    (2021-05-10) Royster, Drew
    Telemedicine use has increased substantially since the beginning of the COVID-19 pandemic. Though it has been widely implemented, its accessibility has been a barrier in rural healthcare communities in comparison to urban healthcare. Telemedicine can be defined as the electronic exchange of medical information through a variety of digital mediums. The sudden spike in telemedicine usage in the past year has clearly exposed the weaknesses of this mode of medicine in both rural and urban areas. The main focus of this study is to assess the attitudes and perspective of medical professionals in rural and urban communities as it relates to telemedicine and the COVID-19 pandemic. This will be done through a survey sent out to a variety of medical professionals in a quantitative format. From this study, it was found that the COVID-19 had a major impact on the use of telemedicine in the surveyed communities.
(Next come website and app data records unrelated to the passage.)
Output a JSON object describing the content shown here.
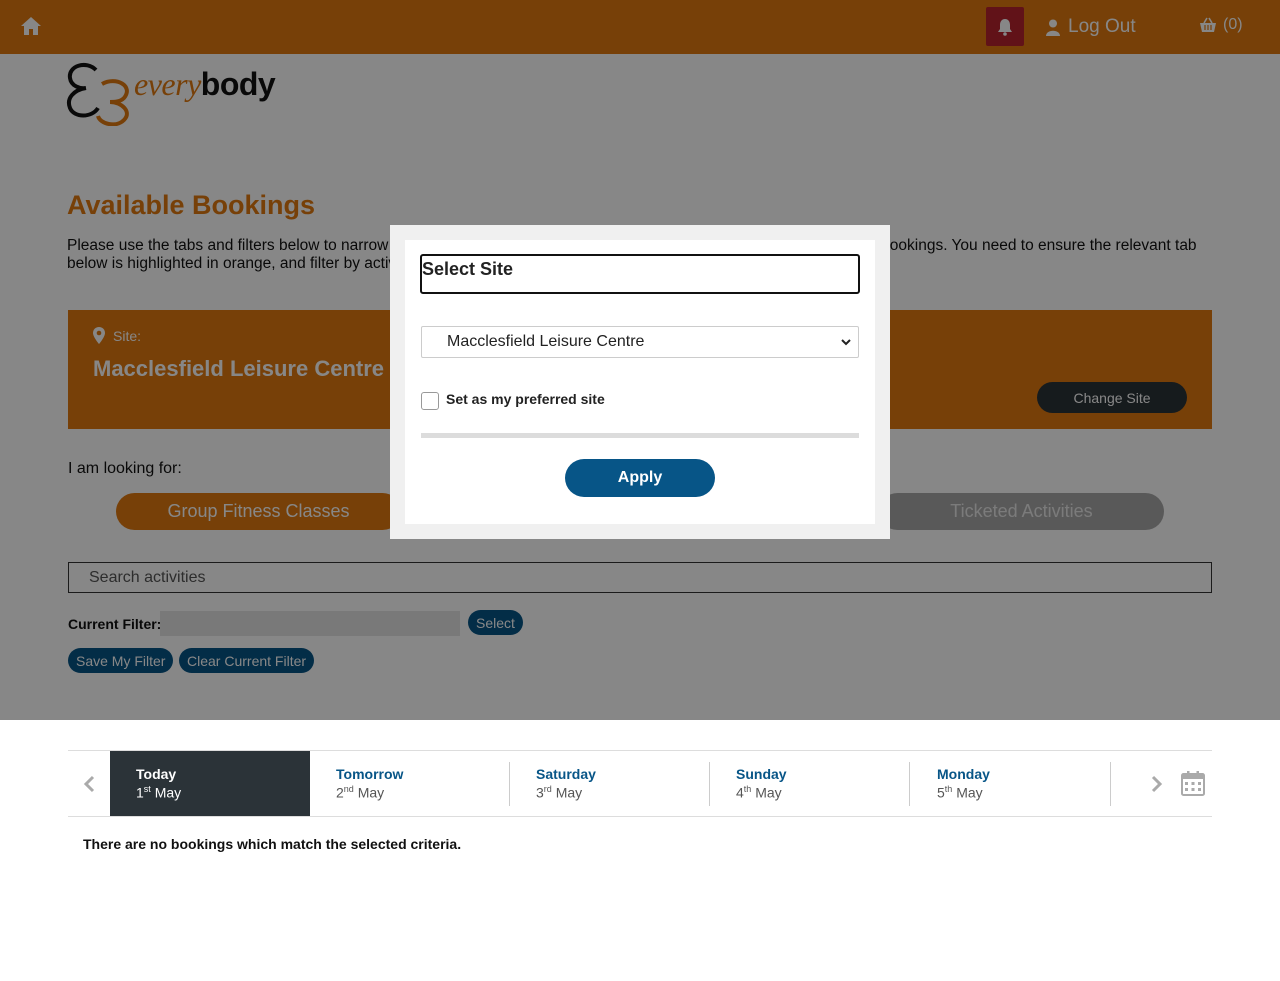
{
  "header": {
    "home_icon": "home-icon",
    "bell_icon": "bell-icon",
    "logout_label": "Log Out",
    "basket_count": "(0)",
    "colors": {
      "bar": "#e07a10",
      "bell_bg": "#b8232f"
    }
  },
  "logo": {
    "part1": "every",
    "part2": "body"
  },
  "page": {
    "title": "Available Bookings",
    "intro": "Please use the tabs and filters below to narrow down your search for group fitness classes, ticketed activities or sports bookings. You need to ensure the relevant tab below is highlighted in orange, and filter by activity, date and time."
  },
  "site_panel": {
    "label": "Site:",
    "name": "Macclesfield Leisure Centre",
    "change_label": "Change Site"
  },
  "looking_for": {
    "label": "I am looking for:",
    "tabs": [
      {
        "label": "Group Fitness Classes",
        "active": true
      },
      {
        "label": "Ticketed Activities",
        "active": false
      }
    ]
  },
  "search": {
    "placeholder": "Search activities"
  },
  "filter": {
    "label": "Current Filter:",
    "select_label": "Select",
    "save_label": "Save My Filter",
    "clear_label": "Clear Current Filter"
  },
  "dates": {
    "days": [
      {
        "name": "Today",
        "num": "1",
        "suffix": "st",
        "month": "May",
        "active": true
      },
      {
        "name": "Tomorrow",
        "num": "2",
        "suffix": "nd",
        "month": "May",
        "active": false
      },
      {
        "name": "Saturday",
        "num": "3",
        "suffix": "rd",
        "month": "May",
        "active": false
      },
      {
        "name": "Sunday",
        "num": "4",
        "suffix": "th",
        "month": "May",
        "active": false
      },
      {
        "name": "Monday",
        "num": "5",
        "suffix": "th",
        "month": "May",
        "active": false
      }
    ]
  },
  "results": {
    "message": "There are no bookings which match the selected criteria."
  },
  "modal": {
    "title": "Select Site",
    "selected_site": "Macclesfield Leisure Centre",
    "preferred_label": "Set as my preferred site",
    "preferred_checked": false,
    "apply_label": "Apply"
  }
}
Even more so, the majority of participants had a positive attitude toward telemedicine, after experiencing it throughout the pandemic.